Long shot is Mark Braunlich, a North Carolina attorney, whose inroad to Republican politics in El Paso County is Ann and Jonathan Macomber who are HD 20 GOP party chairs and with whom he lives. Braunlich entered the race in November, raised $20 and has a negative cash balance of $31.00.
Young GOP gun in the race is Dan Stanforth, who grew up in Colorado Springs and is a property manager for Griffis/Blessing, Inc. Stanforth has snared up-and-comer endorsements such as University of Colorado Regent Kyle Hybl, an attorney who is COO of the El Pomar Foundation. Stanforth raised roughly $7,500 and spent some of the funds airing radio ads last fall against Amendment 66, which would have imposed a $1 billion tax increase if voters hadn’t soundly rejected it in November.
House District 15 GOP Contest
Three Republican rivals jumped in the race to replace former House Minority Leader Mark Waller who is abandoning his seat to run for Colorado Attorney General. Waller wrestled the seat away from former state Rep. Doug Bruce, better known as the author of the Taxpayers Bill of Rights (TABOR).
The outcome of this election will likely be determined by the GOP primary winner. The Republican contenders are Michael Kuhn, a Colorado Springs native and litigation attorney; Gordon Klingenschmitt, a former U.S. Navy chaplain who hosts “Pray in Jesus Name” broadcast on YouTube; and David Williams, past vice chair of the El Paso GOP.
The candidates share most political positions, from upholding TABOR to protecting 2nd Amendment gun rights, so the outcome will hinge on their campaign ground game and fundraising.

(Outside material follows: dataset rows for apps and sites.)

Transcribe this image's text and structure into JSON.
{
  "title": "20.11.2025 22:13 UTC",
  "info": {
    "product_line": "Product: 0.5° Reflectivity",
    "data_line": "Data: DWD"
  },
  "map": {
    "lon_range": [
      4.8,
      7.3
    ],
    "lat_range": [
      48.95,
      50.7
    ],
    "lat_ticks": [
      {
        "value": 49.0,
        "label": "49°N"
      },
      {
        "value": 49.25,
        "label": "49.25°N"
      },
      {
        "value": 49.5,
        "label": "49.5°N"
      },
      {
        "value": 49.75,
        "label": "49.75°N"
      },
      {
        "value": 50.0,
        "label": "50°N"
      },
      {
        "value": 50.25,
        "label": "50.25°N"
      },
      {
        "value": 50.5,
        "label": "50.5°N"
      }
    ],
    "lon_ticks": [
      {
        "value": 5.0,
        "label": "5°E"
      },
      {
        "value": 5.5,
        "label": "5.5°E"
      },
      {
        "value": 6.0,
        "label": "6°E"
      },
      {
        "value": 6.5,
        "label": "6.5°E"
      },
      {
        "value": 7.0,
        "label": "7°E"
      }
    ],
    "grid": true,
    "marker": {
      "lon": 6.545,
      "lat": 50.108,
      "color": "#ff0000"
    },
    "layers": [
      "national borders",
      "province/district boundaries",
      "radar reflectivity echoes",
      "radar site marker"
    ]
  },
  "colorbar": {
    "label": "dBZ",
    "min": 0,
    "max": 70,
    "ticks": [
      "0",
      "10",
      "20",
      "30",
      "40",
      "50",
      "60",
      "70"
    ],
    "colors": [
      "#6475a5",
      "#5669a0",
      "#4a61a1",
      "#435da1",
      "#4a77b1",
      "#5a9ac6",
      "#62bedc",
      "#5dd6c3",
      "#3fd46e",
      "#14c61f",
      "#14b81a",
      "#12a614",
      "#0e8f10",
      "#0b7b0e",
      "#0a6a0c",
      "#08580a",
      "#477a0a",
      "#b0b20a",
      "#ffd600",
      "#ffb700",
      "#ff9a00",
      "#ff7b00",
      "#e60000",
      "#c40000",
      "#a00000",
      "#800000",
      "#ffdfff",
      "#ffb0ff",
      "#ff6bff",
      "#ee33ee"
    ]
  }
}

Kuhn fueled his campaign with $3,125 in contributions and a personal $35,000 loan, and has $34,030 cash on hand. Klingenschmitt raised $13,222 including the candidate’s contribution of $3,568, and has a little over $3,000 in the bank. Williams raised $10,460, loaned $30,000 to his campaign, and has $36,510 cash on hand.